Policies and Procedures. Even when leaders express their commitment to an idea, if the idea is not backed up by policy, the idea tends to get lost among the day-to-day routines. The best approach for a large organization is to create an internal policy that outlines specific standards, procedures, and methods for monitoring compliance.
Through training and technical support, there are ways to integrate web accessibility for those impaired.
Laws and standards
If you live in the United States, applicable laws include The Americans with Disabilities Act (ADA) and the Rehabilitation Act of 1973 (Sections 504 and Section 508). Many international laws also address accessibility.
The Web Content Accessibility Guidelines (WCAG) provide an international set of guidelines. They are developed by the Worldwide Web Consortium (W3C), the governing body of the web. These guidelines are the basis of most web accessibility law in the world. Version 2.0 of these guidelines, published in December 2008, are based on four principles:
- Perceivable: Available to the senses (vision and hearing primarily) either through the browser or through assistive technologies (e.g. screen readers, screen enlargers, etc.)
- Operable: Users can interact with all controls and interactive elements using either the mouse, keyboard, or an assistive device.
- Understandable: Content is clear and limits confusion and ambiguity.
- Robust: A wide range of technologies (including old and new user agents and assistive technologies) can access the content.
These first letters of these four principles spell the word POUR. This may help you remember them.
The above I found interesting, but have to wonder exactly how this is being enacted? I know of a few who have gone to great lengths to get assistance to help aid them and they have been denied.

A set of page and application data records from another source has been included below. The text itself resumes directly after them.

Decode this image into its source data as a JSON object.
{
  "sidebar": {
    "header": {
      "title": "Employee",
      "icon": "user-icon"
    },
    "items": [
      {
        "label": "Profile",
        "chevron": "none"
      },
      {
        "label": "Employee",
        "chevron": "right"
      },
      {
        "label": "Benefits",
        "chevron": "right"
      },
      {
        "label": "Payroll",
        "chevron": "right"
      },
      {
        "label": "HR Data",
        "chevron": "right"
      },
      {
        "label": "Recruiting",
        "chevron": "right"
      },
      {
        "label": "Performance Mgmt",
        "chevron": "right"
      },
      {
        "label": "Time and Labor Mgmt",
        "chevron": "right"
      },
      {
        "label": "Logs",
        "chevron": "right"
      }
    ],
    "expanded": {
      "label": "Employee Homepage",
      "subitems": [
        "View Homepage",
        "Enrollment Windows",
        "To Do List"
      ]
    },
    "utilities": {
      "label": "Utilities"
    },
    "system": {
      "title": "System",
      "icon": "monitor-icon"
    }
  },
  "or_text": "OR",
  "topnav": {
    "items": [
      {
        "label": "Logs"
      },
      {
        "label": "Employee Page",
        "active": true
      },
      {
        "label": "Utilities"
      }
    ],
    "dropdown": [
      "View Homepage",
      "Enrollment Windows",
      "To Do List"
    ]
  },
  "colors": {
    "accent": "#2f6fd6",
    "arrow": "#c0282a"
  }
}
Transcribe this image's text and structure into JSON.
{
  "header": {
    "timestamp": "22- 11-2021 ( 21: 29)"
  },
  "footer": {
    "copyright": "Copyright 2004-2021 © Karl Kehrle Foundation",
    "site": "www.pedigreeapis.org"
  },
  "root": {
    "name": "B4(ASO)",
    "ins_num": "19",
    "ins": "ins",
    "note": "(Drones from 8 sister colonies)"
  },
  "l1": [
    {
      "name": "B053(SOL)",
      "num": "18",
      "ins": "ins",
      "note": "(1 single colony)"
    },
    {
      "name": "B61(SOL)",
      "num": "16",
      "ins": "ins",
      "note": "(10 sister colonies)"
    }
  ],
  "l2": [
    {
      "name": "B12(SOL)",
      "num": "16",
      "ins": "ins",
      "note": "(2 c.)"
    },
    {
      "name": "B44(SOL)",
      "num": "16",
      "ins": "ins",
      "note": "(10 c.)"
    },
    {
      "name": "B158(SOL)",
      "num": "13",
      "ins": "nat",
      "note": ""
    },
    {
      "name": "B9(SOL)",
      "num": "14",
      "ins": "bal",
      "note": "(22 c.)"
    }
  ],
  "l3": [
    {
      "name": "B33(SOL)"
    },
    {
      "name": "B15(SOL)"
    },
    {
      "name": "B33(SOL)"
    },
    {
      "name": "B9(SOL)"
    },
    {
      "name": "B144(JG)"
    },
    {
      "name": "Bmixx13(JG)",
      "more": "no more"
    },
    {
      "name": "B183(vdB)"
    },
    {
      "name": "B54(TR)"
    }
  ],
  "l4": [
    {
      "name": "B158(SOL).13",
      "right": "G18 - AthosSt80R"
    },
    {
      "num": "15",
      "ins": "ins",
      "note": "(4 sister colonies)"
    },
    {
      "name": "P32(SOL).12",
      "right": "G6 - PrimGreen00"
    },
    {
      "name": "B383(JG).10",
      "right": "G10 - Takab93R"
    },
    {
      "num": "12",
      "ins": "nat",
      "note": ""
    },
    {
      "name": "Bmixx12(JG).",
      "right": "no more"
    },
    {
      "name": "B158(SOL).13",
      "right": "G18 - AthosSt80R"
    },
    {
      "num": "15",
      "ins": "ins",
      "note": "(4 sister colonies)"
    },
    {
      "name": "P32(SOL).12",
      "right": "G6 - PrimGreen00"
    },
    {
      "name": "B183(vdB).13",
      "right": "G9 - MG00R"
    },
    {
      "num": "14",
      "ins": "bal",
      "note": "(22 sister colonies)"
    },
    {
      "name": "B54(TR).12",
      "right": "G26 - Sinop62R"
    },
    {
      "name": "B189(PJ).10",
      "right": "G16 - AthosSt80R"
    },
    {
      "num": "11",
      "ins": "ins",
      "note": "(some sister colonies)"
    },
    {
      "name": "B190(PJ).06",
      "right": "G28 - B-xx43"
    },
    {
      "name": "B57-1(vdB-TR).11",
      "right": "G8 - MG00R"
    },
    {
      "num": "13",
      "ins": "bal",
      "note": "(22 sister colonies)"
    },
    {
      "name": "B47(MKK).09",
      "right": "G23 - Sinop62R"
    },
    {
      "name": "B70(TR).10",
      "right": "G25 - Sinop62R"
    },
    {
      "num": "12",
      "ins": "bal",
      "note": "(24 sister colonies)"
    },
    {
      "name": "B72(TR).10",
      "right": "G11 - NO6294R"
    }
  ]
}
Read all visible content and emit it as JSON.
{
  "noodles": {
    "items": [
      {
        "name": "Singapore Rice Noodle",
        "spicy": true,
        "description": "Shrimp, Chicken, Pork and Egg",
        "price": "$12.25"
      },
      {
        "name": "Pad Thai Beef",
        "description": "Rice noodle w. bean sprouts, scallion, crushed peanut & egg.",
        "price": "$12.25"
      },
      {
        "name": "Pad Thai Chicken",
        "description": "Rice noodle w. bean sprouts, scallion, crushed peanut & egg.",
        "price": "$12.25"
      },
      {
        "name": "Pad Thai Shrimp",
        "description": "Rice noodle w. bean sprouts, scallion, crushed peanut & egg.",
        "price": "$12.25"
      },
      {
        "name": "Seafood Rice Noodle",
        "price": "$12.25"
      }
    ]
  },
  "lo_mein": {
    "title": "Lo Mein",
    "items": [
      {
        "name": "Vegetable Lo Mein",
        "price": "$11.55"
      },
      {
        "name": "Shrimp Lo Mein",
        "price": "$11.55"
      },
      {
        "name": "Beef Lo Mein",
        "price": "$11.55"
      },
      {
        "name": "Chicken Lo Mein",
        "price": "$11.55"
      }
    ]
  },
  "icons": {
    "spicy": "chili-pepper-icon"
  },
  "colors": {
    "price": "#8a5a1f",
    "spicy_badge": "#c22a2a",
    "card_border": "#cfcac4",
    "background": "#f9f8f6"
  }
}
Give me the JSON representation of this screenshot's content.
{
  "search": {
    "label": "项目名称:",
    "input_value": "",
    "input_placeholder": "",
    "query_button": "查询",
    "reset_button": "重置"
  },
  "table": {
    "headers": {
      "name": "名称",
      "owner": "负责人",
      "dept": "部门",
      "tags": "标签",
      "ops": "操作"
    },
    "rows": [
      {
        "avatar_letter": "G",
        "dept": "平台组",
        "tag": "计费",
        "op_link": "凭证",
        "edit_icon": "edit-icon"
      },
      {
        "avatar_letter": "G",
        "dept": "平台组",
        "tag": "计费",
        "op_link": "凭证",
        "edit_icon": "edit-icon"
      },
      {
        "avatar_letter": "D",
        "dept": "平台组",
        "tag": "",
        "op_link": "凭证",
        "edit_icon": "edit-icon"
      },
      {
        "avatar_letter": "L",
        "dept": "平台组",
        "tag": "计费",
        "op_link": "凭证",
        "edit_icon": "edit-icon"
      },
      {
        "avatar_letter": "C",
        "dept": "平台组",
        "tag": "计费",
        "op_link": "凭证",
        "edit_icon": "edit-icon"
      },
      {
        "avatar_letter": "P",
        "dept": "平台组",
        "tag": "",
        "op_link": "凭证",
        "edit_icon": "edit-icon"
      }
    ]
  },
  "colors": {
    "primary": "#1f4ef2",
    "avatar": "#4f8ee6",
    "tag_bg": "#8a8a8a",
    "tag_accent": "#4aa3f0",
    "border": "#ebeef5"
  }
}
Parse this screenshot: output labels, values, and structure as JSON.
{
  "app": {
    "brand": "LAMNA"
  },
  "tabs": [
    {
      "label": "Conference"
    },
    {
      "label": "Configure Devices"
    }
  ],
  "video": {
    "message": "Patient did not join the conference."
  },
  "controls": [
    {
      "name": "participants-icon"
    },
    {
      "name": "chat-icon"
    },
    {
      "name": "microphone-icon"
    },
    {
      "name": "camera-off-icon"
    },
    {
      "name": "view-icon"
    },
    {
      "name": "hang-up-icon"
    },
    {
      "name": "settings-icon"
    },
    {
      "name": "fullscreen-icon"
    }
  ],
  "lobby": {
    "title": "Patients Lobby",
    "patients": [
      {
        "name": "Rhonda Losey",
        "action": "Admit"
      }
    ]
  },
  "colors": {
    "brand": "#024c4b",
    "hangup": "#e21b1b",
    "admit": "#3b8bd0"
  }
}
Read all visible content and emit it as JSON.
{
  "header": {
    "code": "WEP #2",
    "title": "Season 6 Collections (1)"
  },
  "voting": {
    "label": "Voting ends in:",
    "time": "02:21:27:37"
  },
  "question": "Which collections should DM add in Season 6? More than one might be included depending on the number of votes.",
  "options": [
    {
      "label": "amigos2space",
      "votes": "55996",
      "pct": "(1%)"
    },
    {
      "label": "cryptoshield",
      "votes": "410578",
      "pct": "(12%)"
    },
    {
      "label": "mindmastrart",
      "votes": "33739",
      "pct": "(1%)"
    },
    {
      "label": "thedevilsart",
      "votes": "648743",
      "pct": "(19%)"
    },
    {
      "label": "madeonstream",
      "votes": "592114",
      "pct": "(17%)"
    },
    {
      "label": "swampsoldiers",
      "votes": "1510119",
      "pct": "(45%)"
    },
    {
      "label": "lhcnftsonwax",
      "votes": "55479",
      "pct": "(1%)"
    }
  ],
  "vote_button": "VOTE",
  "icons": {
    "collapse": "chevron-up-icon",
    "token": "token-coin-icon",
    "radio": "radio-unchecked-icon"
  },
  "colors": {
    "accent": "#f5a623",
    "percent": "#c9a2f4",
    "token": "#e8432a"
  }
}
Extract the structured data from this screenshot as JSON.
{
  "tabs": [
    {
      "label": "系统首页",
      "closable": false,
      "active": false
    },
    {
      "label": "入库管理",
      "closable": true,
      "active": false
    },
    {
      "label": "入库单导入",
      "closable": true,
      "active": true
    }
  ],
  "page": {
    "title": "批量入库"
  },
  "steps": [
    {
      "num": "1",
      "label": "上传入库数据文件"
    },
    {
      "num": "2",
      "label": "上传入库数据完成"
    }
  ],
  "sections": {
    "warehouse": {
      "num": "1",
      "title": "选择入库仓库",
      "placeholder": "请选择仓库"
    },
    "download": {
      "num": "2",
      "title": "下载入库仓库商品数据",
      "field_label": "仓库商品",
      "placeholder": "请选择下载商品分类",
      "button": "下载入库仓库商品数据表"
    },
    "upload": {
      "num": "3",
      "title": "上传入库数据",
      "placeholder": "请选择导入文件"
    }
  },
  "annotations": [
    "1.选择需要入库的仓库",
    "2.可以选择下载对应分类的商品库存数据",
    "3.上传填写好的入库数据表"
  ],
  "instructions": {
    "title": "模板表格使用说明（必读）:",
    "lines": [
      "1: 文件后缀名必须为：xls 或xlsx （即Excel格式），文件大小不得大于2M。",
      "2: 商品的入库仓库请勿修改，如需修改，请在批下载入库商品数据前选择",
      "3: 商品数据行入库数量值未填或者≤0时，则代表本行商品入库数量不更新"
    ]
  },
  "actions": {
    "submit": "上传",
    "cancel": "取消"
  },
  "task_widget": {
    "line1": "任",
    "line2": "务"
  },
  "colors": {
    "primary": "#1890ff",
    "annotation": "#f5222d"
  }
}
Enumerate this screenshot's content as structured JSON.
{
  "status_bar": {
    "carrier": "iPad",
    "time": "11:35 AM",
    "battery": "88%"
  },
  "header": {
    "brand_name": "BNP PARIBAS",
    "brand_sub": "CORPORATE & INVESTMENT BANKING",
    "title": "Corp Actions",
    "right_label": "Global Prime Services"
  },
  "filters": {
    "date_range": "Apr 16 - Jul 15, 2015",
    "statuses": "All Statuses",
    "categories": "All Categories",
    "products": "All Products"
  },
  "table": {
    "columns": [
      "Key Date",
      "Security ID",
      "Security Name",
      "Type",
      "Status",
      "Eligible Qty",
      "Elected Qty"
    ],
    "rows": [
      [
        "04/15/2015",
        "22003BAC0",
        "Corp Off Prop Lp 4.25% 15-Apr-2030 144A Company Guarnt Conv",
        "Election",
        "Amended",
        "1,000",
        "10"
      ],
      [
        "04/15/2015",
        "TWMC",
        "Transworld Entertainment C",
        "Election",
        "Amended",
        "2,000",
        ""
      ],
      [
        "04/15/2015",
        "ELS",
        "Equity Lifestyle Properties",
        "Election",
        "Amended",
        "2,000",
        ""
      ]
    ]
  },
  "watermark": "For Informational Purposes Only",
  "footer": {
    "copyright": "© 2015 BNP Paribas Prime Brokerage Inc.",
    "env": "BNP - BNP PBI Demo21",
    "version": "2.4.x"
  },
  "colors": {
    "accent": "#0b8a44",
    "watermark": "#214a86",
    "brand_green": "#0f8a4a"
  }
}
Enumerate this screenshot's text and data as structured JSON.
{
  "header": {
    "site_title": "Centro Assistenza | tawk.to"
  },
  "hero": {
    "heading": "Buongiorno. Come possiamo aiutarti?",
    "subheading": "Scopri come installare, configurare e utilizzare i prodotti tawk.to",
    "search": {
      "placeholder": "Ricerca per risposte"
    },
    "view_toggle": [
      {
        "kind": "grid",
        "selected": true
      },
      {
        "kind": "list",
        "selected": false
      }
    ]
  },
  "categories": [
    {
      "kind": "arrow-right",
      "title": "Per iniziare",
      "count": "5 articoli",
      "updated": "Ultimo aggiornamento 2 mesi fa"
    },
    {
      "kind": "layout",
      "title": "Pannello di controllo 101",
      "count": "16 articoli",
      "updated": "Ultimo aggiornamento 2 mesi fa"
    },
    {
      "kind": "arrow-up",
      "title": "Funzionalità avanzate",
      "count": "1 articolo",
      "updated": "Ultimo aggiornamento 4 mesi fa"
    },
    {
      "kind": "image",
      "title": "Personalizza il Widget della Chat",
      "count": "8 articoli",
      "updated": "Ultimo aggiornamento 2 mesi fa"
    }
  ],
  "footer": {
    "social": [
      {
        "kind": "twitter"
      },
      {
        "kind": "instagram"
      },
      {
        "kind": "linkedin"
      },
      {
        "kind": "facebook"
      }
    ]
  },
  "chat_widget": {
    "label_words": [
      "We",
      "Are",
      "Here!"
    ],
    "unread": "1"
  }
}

Yet, there’s strict law and standards for those who are to uphold POUR, and yet, we can’t provide for those with limited resources to access to more information by using the web. It almost looks like a no win situation, if you ask me.
With the above video, it definitely gives you an idea what it means for those with disabilities and how Information Design is limited. I know from my mother’s career of helping those with hearing disabilities that their limited senses are (considering other impairments aren’t an issue) mostly visual. I know this isn’t based on Information Design, but my daughter and I have a few shows we watch together. This year it happens to be the last year for America’s Next Top Model hosted by Tyra Banks on the CW network. A contestant is a young male model who is deaf. In one of the episodes, they literally shot pictures in the pitch dark and he couldn’t see or hear. He didn’t do so great and I can understand why. He didn’t have the visual aides to help him and was directed by the feel of photographer hitting the board so he could feel vibrations. It was the most unbelievable thing I’ve ever seen. However, because it is a model industry they believe you should do anything. He has one of his senses taken away and he’s supposed to automatically know what to do as a contestant? It was atrocious in my opinion, and even, considering that it was a competition. I think, right then, I was glad the series was finally ending.
I think this embedded video is a good example on what websites need for accessibility and what designers should use as a resource. Not so much on how to do it, but what they should have to get there.
I think considering all the above, we have come a long way. However, we need to look at the bigger picture and realize it isn’t just the needs of website accessibility, it’s about making everyone have the same opportunities as everyone around them: whether they are rich, poor, middle class, disabled, or not. It’s about accessibility for all, not some.
“Introduction to Web Accessibility.” WebAIM:. N.p., n.d. Web. 04 Dec. 2015. <http://webaim.org/intro/#implementing>.